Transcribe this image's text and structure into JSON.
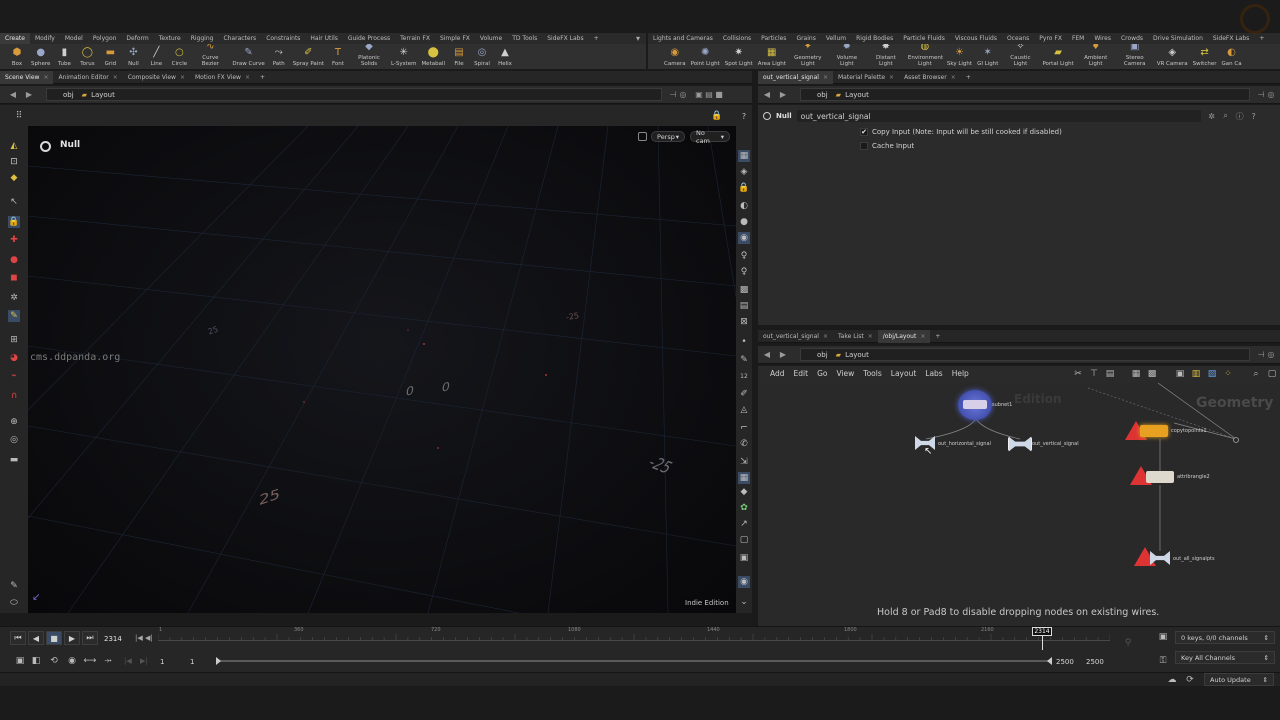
{
  "watermark": "cms.ddpanda.org",
  "left_shelf": {
    "tabs": [
      "Create",
      "Modify",
      "Model",
      "Polygon",
      "Deform",
      "Texture",
      "Rigging",
      "Characters",
      "Constraints",
      "Hair Utils",
      "Guide Process",
      "Terrain FX",
      "Simple FX",
      "Volume",
      "TD Tools",
      "SideFX Labs"
    ],
    "tools": [
      {
        "label": "Box",
        "icon": "box-icon",
        "glyph": "⬢"
      },
      {
        "label": "Sphere",
        "icon": "sphere-icon",
        "glyph": "●"
      },
      {
        "label": "Tube",
        "icon": "tube-icon",
        "glyph": "▮"
      },
      {
        "label": "Torus",
        "icon": "torus-icon",
        "glyph": "◯"
      },
      {
        "label": "Grid",
        "icon": "grid-icon",
        "glyph": "▬"
      },
      {
        "label": "Null",
        "icon": "null-icon",
        "glyph": "✣"
      },
      {
        "label": "Line",
        "icon": "line-icon",
        "glyph": "╱"
      },
      {
        "label": "Circle",
        "icon": "circle-icon",
        "glyph": "○"
      },
      {
        "label": "Curve Bezier",
        "icon": "curve-bezier-icon",
        "glyph": "∿"
      },
      {
        "label": "Draw Curve",
        "icon": "draw-curve-icon",
        "glyph": "✎"
      },
      {
        "label": "Path",
        "icon": "path-icon",
        "glyph": "⤳"
      },
      {
        "label": "Spray Paint",
        "icon": "spray-paint-icon",
        "glyph": "✐"
      },
      {
        "label": "Font",
        "icon": "font-icon",
        "glyph": "T"
      },
      {
        "label": "Platonic Solids",
        "icon": "platonic-solids-icon",
        "glyph": "◆"
      },
      {
        "label": "L-System",
        "icon": "l-system-icon",
        "glyph": "✳"
      },
      {
        "label": "Metaball",
        "icon": "metaball-icon",
        "glyph": "⬤"
      },
      {
        "label": "File",
        "icon": "file-icon",
        "glyph": "▤"
      },
      {
        "label": "Spiral",
        "icon": "spiral-icon",
        "glyph": "◎"
      },
      {
        "label": "Helix",
        "icon": "helix-icon",
        "glyph": "▲"
      }
    ]
  },
  "right_shelf": {
    "tabs": [
      "Lights and Cameras",
      "Collisions",
      "Particles",
      "Grains",
      "Vellum",
      "Rigid Bodies",
      "Particle Fluids",
      "Viscous Fluids",
      "Oceans",
      "Pyro FX",
      "FEM",
      "Wires",
      "Crowds",
      "Drive Simulation",
      "SideFX Labs"
    ],
    "tools": [
      {
        "label": "Camera",
        "icon": "camera-icon",
        "glyph": "◉"
      },
      {
        "label": "Point Light",
        "icon": "point-light-icon",
        "glyph": "✺"
      },
      {
        "label": "Spot Light",
        "icon": "spot-light-icon",
        "glyph": "✷"
      },
      {
        "label": "Area Light",
        "icon": "area-light-icon",
        "glyph": "▦"
      },
      {
        "label": "Geometry Light",
        "icon": "geometry-light-icon",
        "glyph": "✦"
      },
      {
        "label": "Volume Light",
        "icon": "volume-light-icon",
        "glyph": "✹"
      },
      {
        "label": "Distant Light",
        "icon": "distant-light-icon",
        "glyph": "✸"
      },
      {
        "label": "Environment Light",
        "icon": "environment-light-icon",
        "glyph": "◍"
      },
      {
        "label": "Sky Light",
        "icon": "sky-light-icon",
        "glyph": "☀"
      },
      {
        "label": "GI Light",
        "icon": "gi-light-icon",
        "glyph": "✶"
      },
      {
        "label": "Caustic Light",
        "icon": "caustic-light-icon",
        "glyph": "✧"
      },
      {
        "label": "Portal Light",
        "icon": "portal-light-icon",
        "glyph": "▰"
      },
      {
        "label": "Ambient Light",
        "icon": "ambient-light-icon",
        "glyph": "♦"
      },
      {
        "label": "Stereo Camera",
        "icon": "stereo-camera-icon",
        "glyph": "▣"
      },
      {
        "label": "VR Camera",
        "icon": "vr-camera-icon",
        "glyph": "◈"
      },
      {
        "label": "Switcher",
        "icon": "switcher-icon",
        "glyph": "⇄"
      },
      {
        "label": "Gan Ca",
        "icon": "gan-camera-icon",
        "glyph": "◐"
      }
    ]
  },
  "left_pane": {
    "tabs": [
      "Scene View",
      "Animation Editor",
      "Composite View",
      "Motion FX View"
    ],
    "path_root": "obj",
    "path_node": "Layout",
    "node_name": "Null",
    "persp_label": "Persp",
    "cam_label": "No cam",
    "edition_label": "Indie Edition",
    "grid_labels": [
      "0",
      "0",
      "25",
      "-25",
      "-25",
      "25"
    ]
  },
  "params_pane": {
    "tabs": [
      "out_vertical_signal",
      "Material Palette",
      "Asset Browser"
    ],
    "path_root": "obj",
    "path_node": "Layout",
    "node_type": "Null",
    "node_name": "out_vertical_signal",
    "params": [
      {
        "label": "Copy Input (Note: Input will be still cooked if disabled)",
        "checked": true
      },
      {
        "label": "Cache Input",
        "checked": false
      }
    ]
  },
  "network_pane": {
    "tabs": [
      "out_vertical_signal",
      "Take List",
      "/obj/Layout"
    ],
    "path_root": "obj",
    "path_node": "Layout",
    "menu": [
      "Add",
      "Edit",
      "Go",
      "View",
      "Tools",
      "Layout",
      "Labs",
      "Help"
    ],
    "watermark_edition": "Edition",
    "context_label": "Geometry",
    "hint": "Hold 8 or Pad8 to disable dropping nodes on existing wires.",
    "nodes": [
      {
        "name": "subnet1"
      },
      {
        "name": "out_horizontal_signal"
      },
      {
        "name": "out_vertical_signal"
      },
      {
        "name": "copytopoints1"
      },
      {
        "name": "attribrangle2"
      },
      {
        "name": "out_all_signalpts"
      }
    ]
  },
  "timeline": {
    "current_frame": "2314",
    "ticks": [
      "1",
      "360",
      "720",
      "1080",
      "1440",
      "1800",
      "2160"
    ],
    "playhead_label": "2314",
    "start_a": "1",
    "start_b": "1",
    "end_a": "2500",
    "end_b": "2500",
    "keys_status": "0 keys, 0/0 channels",
    "channels_button": "Key All Channels",
    "auto_update": "Auto Update"
  }
}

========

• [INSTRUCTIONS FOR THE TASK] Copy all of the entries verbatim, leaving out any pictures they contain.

• [PROBLEM SOLUTION]
Transcribe this image's text and structure into JSON.
{
  "watermark": "cms.ddpanda.org",
  "left_shelf": {
    "tabs": [
      "Create",
      "Modify",
      "Model",
      "Polygon",
      "Deform",
      "Texture",
      "Rigging",
      "Characters",
      "Constraints",
      "Hair Utils",
      "Guide Process",
      "Terrain FX",
      "Simple FX",
      "Volume",
      "TD Tools",
      "SideFX Labs"
    ],
    "tools": [
      {
        "label": "Box",
        "icon": "box-icon",
        "glyph": "⬢"
      },
      {
        "label": "Sphere",
        "icon": "sphere-icon",
        "glyph": "●"
      },
      {
        "label": "Tube",
        "icon": "tube-icon",
        "glyph": "▮"
      },
      {
        "label": "Torus",
        "icon": "torus-icon",
        "glyph": "◯"
      },
      {
        "label": "Grid",
        "icon": "grid-icon",
        "glyph": "▬"
      },
      {
        "label": "Null",
        "icon": "null-icon",
        "glyph": "✣"
      },
      {
        "label": "Line",
        "icon": "line-icon",
        "glyph": "╱"
      },
      {
        "label": "Circle",
        "icon": "circle-icon",
        "glyph": "○"
      },
      {
        "label": "Curve Bezier",
        "icon": "curve-bezier-icon",
        "glyph": "∿"
      },
      {
        "label": "Draw Curve",
        "icon": "draw-curve-icon",
        "glyph": "✎"
      },
      {
        "label": "Path",
        "icon": "path-icon",
        "glyph": "⤳"
      },
      {
        "label": "Spray Paint",
        "icon": "spray-paint-icon",
        "glyph": "✐"
      },
      {
        "label": "Font",
        "icon": "font-icon",
        "glyph": "T"
      },
      {
        "label": "Platonic Solids",
        "icon": "platonic-solids-icon",
        "glyph": "◆"
      },
      {
        "label": "L-System",
        "icon": "l-system-icon",
        "glyph": "✳"
      },
      {
        "label": "Metaball",
        "icon": "metaball-icon",
        "glyph": "⬤"
      },
      {
        "label": "File",
        "icon": "file-icon",
        "glyph": "▤"
      },
      {
        "label": "Spiral",
        "icon": "spiral-icon",
        "glyph": "◎"
      },
      {
        "label": "Helix",
        "icon": "helix-icon",
        "glyph": "▲"
      }
    ]
  },
  "right_shelf": {
    "tabs": [
      "Lights and Cameras",
      "Collisions",
      "Particles",
      "Grains",
      "Vellum",
      "Rigid Bodies",
      "Particle Fluids",
      "Viscous Fluids",
      "Oceans",
      "Pyro FX",
      "FEM",
      "Wires",
      "Crowds",
      "Drive Simulation",
      "SideFX Labs"
    ],
    "tools": [
      {
        "label": "Camera",
        "icon": "camera-icon",
        "glyph": "◉"
      },
      {
        "label": "Point Light",
        "icon": "point-light-icon",
        "glyph": "✺"
      },
      {
        "label": "Spot Light",
        "icon": "spot-light-icon",
        "glyph": "✷"
      },
      {
        "label": "Area Light",
        "icon": "area-light-icon",
        "glyph": "▦"
      },
      {
        "label": "Geometry Light",
        "icon": "geometry-light-icon",
        "glyph": "✦"
      },
      {
        "label": "Volume Light",
        "icon": "volume-light-icon",
        "glyph": "✹"
      },
      {
        "label": "Distant Light",
        "icon": "distant-light-icon",
        "glyph": "✸"
      },
      {
        "label": "Environment Light",
        "icon": "environment-light-icon",
        "glyph": "◍"
      },
      {
        "label": "Sky Light",
        "icon": "sky-light-icon",
        "glyph": "☀"
      },
      {
        "label": "GI Light",
        "icon": "gi-light-icon",
        "glyph": "✶"
      },
      {
        "label": "Caustic Light",
        "icon": "caustic-light-icon",
        "glyph": "✧"
      },
      {
        "label": "Portal Light",
        "icon": "portal-light-icon",
        "glyph": "▰"
      },
      {
        "label": "Ambient Light",
        "icon": "ambient-light-icon",
        "glyph": "♦"
      },
      {
        "label": "Stereo Camera",
        "icon": "stereo-camera-icon",
        "glyph": "▣"
      },
      {
        "label": "VR Camera",
        "icon": "vr-camera-icon",
        "glyph": "◈"
      },
      {
        "label": "Switcher",
        "icon": "switcher-icon",
        "glyph": "⇄"
      },
      {
        "label": "Gan Ca",
        "icon": "gan-camera-icon",
        "glyph": "◐"
      }
    ]
  },
  "left_pane": {
    "tabs": [
      "Scene View",
      "Animation Editor",
      "Composite View",
      "Motion FX View"
    ],
    "path_root": "obj",
    "path_node": "Layout",
    "node_name": "Null",
    "persp_label": "Persp",
    "cam_label": "No cam",
    "edition_label": "Indie Edition",
    "grid_labels": [
      "0",
      "0",
      "25",
      "-25",
      "-25",
      "25"
    ]
  },
  "params_pane": {
    "tabs": [
      "out_vertical_signal",
      "Material Palette",
      "Asset Browser"
    ],
    "path_root": "obj",
    "path_node": "Layout",
    "node_type": "Null",
    "node_name": "out_vertical_signal",
    "params": [
      {
        "label": "Copy Input (Note: Input will be still cooked if disabled)",
        "checked": true
      },
      {
        "label": "Cache Input",
        "checked": false
      }
    ]
  },
  "network_pane": {
    "tabs": [
      "out_vertical_signal",
      "Take List",
      "/obj/Layout"
    ],
    "path_root": "obj",
    "path_node": "Layout",
    "menu": [
      "Add",
      "Edit",
      "Go",
      "View",
      "Tools",
      "Layout",
      "Labs",
      "Help"
    ],
    "watermark_edition": "Edition",
    "context_label": "Geometry",
    "hint": "Hold 8 or Pad8 to disable dropping nodes on existing wires.",
    "nodes": [
      {
        "name": "subnet1"
      },
      {
        "name": "out_horizontal_signal"
      },
      {
        "name": "out_vertical_signal"
      },
      {
        "name": "copytopoints1"
      },
      {
        "name": "attribrangle2"
      },
      {
        "name": "out_all_signalpts"
      }
    ]
  },
  "timeline": {
    "current_frame": "2314",
    "ticks": [
      "1",
      "360",
      "720",
      "1080",
      "1440",
      "1800",
      "2160"
    ],
    "playhead_label": "2314",
    "start_a": "1",
    "start_b": "1",
    "end_a": "2500",
    "end_b": "2500",
    "keys_status": "0 keys, 0/0 channels",
    "channels_button": "Key All Channels",
    "auto_update": "Auto Update"
  }
}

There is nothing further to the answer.